Today I had an exciting opportunity to present alongside Dan Musser III, owner of Grand Hotel on Mackinac Island in Michigan, who was in town for a power networking workshop at Berea High School in Berea, Ohio, followed by “From Grand to Grand,” a tea luncheon at the Grand Pacific Hotel in Olmsted Falls. Following my presentation on Mackinac Island tourism, Mr. Musser told the story of Grand Hotel and how his family has been associated with the summer resort since 1919.

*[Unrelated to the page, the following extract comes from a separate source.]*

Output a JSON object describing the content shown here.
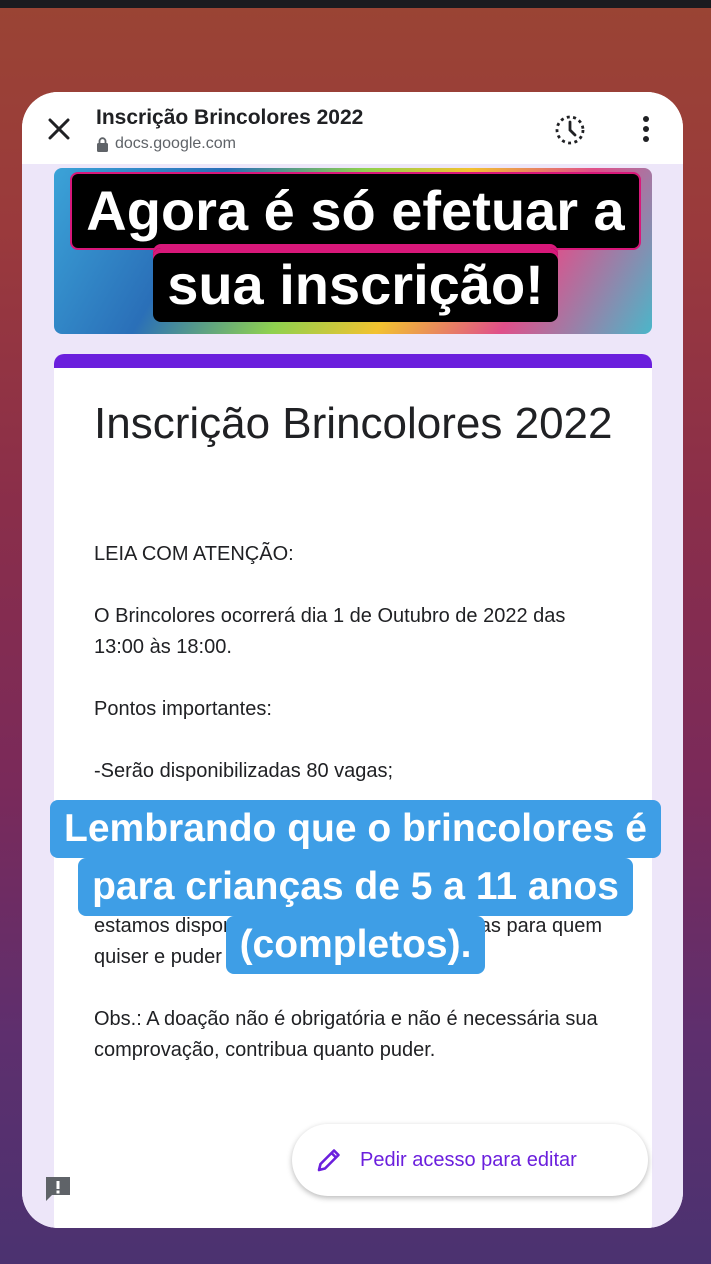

Grand Hotel, which opened in 1887, elevated the stature of Mackinac Island, making it the preeminent Great Lakes summer resort. Built in an astounding 93 days by crews working three shifts around the clock, the white-pine hotel became distinguished for its 626-foot-long porch (now 660 feet). At that time, Mackinac, as detailed in Steve Brisson’s essay in American Tourism, was the nation’s second oldest national park (designated as such from 1875 to 1895, when it became the nation’s first state park). Though unaffiliated with the park and an built in a style more akin to Grand Union Hotel in Saratoga Springs than Old Faithful Inn in Yellowstone, Grand Hotel shared something in common with western national park lodges: both were the products of transportation companies tapping the market for scenic wonders.

This season marks Grand Hotel’s 125th anniversary. It has outlasted all but a handful of the many hundreds of Victorian summer hotels that once graced seashores, mountain springs, and lake bluffs. Mr. Musser’s visit left a lasting impression of a singular resort destination – and the little boxes of Mackinac’s trademark fudge whetted many an appetite for a summer vacation.

The World’s Longest Porch at Grand Hotel. Detroit Publishing Company. Library of Congress Prints and Photographs Division

Delicious Souvenir: Grand Hotel Delicious Mackinac Fudge